Respondents indicated that they expected to see investment in innovation and medical facilities in the next three years. Elviss says: “There is an expectation of improved care and support systems – this could be in the form of patient support programmes and advocacy groups – improved medical facilities with state-of-the-art technology, in addition to equipment and insurance coverage of new pharmaceuticals. Priority disease areas such as diabetes were called out to be a specific focus.”
When asked how they thought digital technology would impact healthcare in the next three years, survey participants mentioned an improvement in services, as well as more convenience and speed when it comes to accessing healthcare.
In terms of improved services, the ability of digital technology to enhance streamlined processes online such as lab reports, sharing medical records with patients, and improved accuracy and record keeping were all highlighted by respondents, as well as aiding facility management and operations.
Improving the convenience of healthcare services was a second highlight, with a focus on speed and flexibility.
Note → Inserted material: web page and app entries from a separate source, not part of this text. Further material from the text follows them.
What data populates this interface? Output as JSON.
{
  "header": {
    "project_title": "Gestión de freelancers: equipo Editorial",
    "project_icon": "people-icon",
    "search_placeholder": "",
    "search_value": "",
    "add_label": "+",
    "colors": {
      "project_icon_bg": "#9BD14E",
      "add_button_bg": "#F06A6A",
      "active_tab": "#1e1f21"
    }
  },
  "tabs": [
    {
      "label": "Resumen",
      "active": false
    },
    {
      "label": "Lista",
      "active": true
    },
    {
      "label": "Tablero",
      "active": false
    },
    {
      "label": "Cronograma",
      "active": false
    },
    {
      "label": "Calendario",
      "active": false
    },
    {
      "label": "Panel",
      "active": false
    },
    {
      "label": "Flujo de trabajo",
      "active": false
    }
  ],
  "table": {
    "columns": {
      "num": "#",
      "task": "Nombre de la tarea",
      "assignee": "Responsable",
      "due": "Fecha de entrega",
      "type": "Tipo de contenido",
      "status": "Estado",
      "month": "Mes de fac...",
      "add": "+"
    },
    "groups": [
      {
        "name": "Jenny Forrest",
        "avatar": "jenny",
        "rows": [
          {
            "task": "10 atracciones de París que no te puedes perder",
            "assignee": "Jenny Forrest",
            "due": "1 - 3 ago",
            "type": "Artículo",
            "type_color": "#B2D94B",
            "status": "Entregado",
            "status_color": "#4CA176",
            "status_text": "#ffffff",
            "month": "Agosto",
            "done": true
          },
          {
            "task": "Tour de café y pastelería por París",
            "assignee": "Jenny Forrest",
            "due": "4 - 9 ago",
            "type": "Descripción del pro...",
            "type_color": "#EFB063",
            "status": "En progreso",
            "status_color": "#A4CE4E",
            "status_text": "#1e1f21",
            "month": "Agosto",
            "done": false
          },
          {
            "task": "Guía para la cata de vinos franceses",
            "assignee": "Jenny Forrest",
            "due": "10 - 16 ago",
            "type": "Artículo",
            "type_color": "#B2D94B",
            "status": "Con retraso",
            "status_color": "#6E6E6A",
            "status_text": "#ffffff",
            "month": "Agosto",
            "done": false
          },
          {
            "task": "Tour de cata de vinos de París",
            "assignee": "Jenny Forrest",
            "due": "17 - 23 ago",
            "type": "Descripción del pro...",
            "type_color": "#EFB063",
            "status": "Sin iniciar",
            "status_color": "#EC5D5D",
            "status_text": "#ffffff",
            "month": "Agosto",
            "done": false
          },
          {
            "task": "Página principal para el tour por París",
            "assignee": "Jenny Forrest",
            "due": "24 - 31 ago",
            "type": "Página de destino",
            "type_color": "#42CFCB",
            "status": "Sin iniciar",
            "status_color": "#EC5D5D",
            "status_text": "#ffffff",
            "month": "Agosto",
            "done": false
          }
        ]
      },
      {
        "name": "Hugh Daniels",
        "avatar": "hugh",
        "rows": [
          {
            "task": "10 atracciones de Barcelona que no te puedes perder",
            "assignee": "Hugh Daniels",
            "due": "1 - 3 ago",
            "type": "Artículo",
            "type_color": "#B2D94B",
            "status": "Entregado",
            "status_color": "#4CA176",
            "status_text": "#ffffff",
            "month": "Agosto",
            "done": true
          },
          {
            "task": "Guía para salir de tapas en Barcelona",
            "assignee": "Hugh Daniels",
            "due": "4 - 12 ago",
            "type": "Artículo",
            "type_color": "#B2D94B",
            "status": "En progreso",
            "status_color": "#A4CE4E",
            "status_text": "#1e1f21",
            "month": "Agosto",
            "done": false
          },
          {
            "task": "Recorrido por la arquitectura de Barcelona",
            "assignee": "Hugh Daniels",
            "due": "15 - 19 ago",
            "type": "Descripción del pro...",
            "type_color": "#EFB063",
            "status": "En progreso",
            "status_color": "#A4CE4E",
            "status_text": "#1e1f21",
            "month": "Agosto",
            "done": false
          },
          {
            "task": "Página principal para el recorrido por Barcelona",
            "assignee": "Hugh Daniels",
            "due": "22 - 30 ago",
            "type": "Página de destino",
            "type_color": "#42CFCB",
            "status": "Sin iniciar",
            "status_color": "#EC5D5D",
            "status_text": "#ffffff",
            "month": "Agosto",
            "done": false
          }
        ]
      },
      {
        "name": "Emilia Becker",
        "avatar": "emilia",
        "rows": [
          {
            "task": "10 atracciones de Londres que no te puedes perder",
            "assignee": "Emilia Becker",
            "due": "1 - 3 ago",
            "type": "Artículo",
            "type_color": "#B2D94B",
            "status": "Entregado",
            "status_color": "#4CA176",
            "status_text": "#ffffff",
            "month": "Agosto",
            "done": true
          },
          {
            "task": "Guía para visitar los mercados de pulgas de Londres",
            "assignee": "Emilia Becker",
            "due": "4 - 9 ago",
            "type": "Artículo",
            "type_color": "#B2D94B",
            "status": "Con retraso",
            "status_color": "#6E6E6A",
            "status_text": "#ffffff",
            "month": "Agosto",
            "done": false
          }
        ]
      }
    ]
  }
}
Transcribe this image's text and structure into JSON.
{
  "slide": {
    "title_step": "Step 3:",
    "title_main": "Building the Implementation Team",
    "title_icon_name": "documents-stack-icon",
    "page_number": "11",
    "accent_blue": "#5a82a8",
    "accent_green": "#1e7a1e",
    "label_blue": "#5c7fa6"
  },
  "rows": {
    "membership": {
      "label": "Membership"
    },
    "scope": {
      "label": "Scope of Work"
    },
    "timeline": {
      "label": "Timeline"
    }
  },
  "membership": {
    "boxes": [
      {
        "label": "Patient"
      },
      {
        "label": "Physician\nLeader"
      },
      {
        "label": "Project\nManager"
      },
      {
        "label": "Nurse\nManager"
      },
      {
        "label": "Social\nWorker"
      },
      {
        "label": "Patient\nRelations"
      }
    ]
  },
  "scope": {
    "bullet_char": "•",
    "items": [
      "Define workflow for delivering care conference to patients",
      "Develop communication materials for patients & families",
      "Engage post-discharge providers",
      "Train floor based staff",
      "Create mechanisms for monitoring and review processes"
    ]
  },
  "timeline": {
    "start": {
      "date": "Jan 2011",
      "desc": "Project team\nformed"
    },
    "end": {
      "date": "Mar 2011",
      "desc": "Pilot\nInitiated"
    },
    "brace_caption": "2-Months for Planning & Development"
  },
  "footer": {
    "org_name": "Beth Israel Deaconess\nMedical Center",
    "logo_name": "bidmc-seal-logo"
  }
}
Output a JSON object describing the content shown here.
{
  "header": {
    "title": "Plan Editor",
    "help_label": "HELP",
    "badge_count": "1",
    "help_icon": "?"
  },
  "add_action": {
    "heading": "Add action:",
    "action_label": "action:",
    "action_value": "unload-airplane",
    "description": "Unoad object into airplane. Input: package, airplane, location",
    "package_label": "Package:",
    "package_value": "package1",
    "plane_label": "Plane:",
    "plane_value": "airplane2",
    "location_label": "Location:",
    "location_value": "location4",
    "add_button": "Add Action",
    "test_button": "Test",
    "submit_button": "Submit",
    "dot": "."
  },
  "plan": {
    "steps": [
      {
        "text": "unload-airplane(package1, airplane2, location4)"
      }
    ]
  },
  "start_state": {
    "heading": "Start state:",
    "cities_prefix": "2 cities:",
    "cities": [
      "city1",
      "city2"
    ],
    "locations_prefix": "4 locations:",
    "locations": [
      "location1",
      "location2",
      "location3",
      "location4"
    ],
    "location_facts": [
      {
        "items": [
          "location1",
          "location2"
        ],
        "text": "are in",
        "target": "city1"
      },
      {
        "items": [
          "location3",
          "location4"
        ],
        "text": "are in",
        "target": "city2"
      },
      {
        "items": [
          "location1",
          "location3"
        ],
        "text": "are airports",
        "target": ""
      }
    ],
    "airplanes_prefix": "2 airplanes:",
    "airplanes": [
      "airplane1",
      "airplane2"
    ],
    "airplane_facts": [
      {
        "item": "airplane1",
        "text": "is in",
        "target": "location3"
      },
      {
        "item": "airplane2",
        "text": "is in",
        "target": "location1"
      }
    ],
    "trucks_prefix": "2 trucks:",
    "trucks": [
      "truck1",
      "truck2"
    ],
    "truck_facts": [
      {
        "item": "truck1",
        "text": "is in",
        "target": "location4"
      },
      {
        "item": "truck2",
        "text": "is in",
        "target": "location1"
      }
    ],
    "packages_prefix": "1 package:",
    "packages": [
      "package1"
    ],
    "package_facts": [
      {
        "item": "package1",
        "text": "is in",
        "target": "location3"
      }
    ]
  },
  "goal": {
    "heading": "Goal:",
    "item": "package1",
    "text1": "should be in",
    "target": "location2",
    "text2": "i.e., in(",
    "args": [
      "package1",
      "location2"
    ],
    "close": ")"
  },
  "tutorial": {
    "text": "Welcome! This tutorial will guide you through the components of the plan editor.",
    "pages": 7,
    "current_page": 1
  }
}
Putting the patient at the centre of managing their own health was also highlighted and the popularity of wearable devices that track movement and vitals is an indicator that this could work in practice.
When asked to rank the following factors from most to least important in driving patient or customer decision-making, respondents said the top three things patients and customers look up to are recommendations from friends and family, trust and reputation, and brand loyalty. “Interestingly, the least important factors were considered to be quality of service and personal experience, while cost of treatment sits in the middle,” says Elviss.
Pricing and reimbursement
The issue of pricing and reimbursement – particularly of new and innovative medicines – remains a major challenge for both pharmaceutical companies and payers in the region. Beyond this, cost control and efficiency are increasingly scrutinised but the demand for quality and service remains high.
According to Elviss, when asked about challenges around pricing and reimbursement, affordability of treatments, cost control, and quality of service were all concerns mentioned by those surveyed.
Finally, respondents were asked about their PR and communications activity. 98 per cent of businesses polled recognised that PR and communications were an important part of their marketing mix: 34 per cent said it was somewhat important, and 64 per cent said it was very important.
“In a market that has been described as highly competitive by senior business leaders, it is more important than ever for companies to differentiate themselves in order to stand out,” Elviss explains.